**Requirement**. Your task is to show every line in the listing below that includes "story".

**Records for this exercise**.
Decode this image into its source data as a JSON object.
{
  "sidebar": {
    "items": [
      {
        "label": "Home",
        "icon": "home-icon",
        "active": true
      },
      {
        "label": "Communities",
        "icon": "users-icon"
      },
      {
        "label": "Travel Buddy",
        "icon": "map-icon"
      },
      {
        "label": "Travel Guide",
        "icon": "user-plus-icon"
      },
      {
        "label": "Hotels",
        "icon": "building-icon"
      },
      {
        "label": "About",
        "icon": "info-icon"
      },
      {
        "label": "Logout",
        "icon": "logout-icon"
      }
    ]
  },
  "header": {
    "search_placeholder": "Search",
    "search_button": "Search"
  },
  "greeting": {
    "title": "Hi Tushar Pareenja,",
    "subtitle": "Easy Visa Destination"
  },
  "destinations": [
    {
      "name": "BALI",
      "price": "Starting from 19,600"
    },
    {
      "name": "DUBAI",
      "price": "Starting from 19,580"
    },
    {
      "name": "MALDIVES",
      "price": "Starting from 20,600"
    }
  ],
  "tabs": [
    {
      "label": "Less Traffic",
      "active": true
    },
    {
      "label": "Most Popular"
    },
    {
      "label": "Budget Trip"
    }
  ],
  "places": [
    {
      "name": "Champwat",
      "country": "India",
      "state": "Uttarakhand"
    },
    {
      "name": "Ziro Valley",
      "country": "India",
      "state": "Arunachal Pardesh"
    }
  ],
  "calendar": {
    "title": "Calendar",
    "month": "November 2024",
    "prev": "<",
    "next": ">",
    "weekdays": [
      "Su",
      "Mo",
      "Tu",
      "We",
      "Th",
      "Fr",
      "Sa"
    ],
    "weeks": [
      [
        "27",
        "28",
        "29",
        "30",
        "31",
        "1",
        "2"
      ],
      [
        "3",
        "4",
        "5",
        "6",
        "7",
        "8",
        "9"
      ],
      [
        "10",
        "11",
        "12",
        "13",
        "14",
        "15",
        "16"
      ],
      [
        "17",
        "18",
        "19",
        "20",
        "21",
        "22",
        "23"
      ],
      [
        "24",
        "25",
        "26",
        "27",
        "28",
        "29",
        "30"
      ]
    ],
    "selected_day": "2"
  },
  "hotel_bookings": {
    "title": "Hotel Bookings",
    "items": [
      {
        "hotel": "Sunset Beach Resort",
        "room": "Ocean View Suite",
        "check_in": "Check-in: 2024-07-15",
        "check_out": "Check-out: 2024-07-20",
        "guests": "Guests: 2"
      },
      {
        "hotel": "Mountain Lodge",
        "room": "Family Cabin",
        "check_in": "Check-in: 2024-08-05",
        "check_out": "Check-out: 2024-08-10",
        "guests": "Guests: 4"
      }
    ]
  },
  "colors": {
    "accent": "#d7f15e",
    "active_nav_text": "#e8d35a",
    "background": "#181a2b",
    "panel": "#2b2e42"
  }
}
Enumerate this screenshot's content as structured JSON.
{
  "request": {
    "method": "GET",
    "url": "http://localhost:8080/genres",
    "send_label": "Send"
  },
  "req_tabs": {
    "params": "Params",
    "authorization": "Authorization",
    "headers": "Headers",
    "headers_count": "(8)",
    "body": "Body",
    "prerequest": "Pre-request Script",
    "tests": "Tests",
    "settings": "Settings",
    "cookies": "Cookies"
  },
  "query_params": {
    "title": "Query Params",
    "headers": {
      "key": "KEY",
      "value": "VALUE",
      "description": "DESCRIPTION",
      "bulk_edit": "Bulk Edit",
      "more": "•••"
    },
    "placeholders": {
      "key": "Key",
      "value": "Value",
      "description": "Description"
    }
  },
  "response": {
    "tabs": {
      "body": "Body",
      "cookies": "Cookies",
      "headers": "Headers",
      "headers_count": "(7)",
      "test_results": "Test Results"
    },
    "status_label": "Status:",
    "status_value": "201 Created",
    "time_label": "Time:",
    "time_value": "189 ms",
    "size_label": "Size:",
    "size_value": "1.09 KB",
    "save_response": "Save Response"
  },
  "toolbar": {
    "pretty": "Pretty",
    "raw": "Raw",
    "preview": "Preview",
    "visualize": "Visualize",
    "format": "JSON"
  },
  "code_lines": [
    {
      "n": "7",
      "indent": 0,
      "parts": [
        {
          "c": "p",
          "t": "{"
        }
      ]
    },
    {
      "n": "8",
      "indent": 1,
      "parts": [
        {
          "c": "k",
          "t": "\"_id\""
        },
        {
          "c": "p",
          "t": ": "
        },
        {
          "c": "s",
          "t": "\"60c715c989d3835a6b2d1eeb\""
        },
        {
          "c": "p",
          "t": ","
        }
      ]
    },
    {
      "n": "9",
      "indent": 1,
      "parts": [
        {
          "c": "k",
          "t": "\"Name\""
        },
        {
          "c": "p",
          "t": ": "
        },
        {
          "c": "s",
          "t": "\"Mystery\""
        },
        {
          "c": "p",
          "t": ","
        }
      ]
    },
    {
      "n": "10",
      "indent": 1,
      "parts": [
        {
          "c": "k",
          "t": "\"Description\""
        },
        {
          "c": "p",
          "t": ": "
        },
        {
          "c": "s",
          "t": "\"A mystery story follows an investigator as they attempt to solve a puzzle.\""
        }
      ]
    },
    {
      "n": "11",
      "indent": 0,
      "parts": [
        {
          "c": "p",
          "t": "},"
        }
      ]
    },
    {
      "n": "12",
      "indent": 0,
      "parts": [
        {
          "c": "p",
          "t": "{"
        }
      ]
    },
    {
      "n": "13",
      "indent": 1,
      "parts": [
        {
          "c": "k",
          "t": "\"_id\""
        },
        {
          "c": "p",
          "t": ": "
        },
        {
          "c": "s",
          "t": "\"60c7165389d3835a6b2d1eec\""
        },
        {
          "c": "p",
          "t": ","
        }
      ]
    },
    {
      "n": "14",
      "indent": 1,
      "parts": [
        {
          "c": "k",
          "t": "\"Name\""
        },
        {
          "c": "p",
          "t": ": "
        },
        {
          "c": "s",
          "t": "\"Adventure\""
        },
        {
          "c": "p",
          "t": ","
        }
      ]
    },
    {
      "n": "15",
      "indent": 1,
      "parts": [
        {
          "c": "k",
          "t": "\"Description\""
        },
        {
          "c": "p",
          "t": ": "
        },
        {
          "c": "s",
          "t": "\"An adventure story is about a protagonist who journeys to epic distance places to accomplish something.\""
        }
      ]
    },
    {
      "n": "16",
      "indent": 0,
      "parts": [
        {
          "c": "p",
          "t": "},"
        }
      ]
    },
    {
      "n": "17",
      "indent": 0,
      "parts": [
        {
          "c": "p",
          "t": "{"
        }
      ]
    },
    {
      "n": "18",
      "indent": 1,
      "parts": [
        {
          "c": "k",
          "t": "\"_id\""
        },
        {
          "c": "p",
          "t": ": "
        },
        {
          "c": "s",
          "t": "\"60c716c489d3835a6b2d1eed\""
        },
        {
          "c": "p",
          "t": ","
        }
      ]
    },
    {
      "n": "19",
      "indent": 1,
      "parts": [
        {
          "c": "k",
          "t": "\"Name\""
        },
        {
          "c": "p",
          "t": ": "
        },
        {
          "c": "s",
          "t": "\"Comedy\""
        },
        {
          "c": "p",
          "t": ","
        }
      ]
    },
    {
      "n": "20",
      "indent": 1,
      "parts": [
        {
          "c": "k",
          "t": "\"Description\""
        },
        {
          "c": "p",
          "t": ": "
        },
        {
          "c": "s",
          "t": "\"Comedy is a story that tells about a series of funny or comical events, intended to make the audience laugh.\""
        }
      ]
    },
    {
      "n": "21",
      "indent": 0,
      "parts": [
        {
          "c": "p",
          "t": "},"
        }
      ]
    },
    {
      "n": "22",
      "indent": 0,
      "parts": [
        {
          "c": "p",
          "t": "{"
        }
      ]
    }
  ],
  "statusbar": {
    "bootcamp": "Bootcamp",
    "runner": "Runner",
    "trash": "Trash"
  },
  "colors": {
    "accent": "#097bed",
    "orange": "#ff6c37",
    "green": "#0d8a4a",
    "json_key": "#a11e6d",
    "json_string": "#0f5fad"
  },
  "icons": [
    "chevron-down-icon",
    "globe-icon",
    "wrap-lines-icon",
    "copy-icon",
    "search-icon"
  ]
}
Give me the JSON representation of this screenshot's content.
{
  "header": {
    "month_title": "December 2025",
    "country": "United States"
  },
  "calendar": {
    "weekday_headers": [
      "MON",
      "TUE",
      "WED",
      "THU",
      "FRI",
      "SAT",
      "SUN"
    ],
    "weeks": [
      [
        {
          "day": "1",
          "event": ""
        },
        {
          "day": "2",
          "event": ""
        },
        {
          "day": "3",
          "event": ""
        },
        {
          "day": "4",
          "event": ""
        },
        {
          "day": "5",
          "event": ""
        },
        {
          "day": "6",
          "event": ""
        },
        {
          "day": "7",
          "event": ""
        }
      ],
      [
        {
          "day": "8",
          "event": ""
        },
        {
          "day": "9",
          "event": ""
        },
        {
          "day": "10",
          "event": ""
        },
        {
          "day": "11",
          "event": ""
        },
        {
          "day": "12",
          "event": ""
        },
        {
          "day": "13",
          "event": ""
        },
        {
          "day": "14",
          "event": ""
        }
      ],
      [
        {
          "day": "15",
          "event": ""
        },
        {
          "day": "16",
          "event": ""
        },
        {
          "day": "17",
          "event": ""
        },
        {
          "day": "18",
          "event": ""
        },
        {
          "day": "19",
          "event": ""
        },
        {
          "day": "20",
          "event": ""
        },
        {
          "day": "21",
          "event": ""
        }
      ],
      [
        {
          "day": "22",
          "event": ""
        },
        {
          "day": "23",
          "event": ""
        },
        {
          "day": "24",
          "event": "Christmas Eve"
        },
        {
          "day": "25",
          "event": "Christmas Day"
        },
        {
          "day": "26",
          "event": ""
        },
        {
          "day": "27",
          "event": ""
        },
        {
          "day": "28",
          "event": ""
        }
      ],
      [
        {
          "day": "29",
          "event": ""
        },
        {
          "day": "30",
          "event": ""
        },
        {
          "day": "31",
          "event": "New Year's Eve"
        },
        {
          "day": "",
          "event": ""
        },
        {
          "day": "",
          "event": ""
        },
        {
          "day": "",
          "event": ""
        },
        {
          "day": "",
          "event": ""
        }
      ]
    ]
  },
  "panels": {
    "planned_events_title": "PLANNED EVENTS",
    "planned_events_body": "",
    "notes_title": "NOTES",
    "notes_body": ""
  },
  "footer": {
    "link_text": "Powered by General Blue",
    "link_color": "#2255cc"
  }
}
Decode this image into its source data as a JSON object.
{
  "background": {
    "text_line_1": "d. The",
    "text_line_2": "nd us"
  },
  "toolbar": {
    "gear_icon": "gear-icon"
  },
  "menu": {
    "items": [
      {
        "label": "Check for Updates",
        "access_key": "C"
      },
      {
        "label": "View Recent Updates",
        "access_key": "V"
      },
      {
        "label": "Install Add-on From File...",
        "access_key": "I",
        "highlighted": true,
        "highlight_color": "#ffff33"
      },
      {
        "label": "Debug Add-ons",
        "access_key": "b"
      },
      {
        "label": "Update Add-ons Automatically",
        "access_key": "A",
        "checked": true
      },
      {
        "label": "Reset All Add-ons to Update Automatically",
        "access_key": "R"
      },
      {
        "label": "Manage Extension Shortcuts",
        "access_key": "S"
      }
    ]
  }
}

**Response box**.
          "t": "\"A mystery story follows an investigator as they attempt to solve a puzzle.\""
          "t": "\"An adventure story is about a protagonist who journeys to epic distance places to accomplish something.\""
          "t": "\"Comedy is a story that tells about a series of funny or comical events, intended to make the audience laugh.\""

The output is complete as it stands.